**ACTIVITY**
Where in the entries below does "User" appear? Copy every line that has it.

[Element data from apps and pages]
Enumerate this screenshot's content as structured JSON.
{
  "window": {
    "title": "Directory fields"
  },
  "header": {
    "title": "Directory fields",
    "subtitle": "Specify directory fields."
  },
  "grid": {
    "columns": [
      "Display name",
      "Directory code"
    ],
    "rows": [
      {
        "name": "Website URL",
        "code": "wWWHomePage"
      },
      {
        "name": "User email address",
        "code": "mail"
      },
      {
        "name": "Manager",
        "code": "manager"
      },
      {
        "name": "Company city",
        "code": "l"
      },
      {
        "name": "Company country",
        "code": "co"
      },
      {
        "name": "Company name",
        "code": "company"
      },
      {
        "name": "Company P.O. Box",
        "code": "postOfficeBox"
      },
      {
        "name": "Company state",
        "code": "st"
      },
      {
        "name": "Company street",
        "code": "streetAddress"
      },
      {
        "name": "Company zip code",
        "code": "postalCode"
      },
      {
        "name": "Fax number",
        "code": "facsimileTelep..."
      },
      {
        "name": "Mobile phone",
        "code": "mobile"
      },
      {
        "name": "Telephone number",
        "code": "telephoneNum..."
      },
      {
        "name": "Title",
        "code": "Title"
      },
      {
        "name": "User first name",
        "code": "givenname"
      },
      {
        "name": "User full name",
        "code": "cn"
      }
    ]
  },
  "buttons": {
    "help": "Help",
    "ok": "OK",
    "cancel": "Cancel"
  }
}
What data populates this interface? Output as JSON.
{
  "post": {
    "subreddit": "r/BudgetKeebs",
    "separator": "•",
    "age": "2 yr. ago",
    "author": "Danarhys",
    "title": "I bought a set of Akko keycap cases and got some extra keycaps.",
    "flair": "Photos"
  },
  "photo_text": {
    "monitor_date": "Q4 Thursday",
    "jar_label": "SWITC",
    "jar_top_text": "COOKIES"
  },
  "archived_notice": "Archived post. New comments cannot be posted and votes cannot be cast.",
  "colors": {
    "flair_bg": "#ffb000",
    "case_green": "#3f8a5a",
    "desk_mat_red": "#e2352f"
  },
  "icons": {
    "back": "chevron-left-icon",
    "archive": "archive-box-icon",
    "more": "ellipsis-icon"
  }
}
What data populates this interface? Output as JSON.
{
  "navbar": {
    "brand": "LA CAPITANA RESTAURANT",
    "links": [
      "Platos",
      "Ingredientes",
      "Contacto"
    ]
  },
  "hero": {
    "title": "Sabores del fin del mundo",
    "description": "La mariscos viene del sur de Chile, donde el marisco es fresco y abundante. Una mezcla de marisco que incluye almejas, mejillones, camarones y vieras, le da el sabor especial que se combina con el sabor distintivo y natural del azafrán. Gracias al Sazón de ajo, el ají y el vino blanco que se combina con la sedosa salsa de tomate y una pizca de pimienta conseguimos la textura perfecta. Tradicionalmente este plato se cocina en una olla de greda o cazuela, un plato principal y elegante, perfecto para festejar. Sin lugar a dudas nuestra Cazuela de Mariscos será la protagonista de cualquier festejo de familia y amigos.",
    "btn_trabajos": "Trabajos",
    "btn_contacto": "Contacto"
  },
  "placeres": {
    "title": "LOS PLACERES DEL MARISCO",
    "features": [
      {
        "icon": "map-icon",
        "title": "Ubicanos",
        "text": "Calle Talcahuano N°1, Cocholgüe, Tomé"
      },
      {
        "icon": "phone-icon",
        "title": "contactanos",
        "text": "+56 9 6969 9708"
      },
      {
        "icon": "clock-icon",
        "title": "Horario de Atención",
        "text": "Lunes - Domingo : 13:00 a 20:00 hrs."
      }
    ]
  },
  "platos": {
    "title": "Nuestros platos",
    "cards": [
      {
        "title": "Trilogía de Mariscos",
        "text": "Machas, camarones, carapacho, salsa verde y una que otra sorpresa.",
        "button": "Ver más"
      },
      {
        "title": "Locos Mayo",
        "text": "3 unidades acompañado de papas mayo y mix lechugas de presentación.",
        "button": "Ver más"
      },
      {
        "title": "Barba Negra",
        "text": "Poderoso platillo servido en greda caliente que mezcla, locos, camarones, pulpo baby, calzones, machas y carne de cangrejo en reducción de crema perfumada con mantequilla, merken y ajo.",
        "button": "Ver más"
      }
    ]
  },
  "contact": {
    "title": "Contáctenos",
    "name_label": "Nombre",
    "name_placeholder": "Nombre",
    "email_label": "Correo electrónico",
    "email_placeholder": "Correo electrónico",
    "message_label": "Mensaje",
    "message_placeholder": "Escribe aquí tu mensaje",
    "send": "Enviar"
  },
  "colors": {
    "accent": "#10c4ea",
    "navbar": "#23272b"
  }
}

**RESULT**
        "name": "User email address",
        "name": "User first name",
        "name": "User full name",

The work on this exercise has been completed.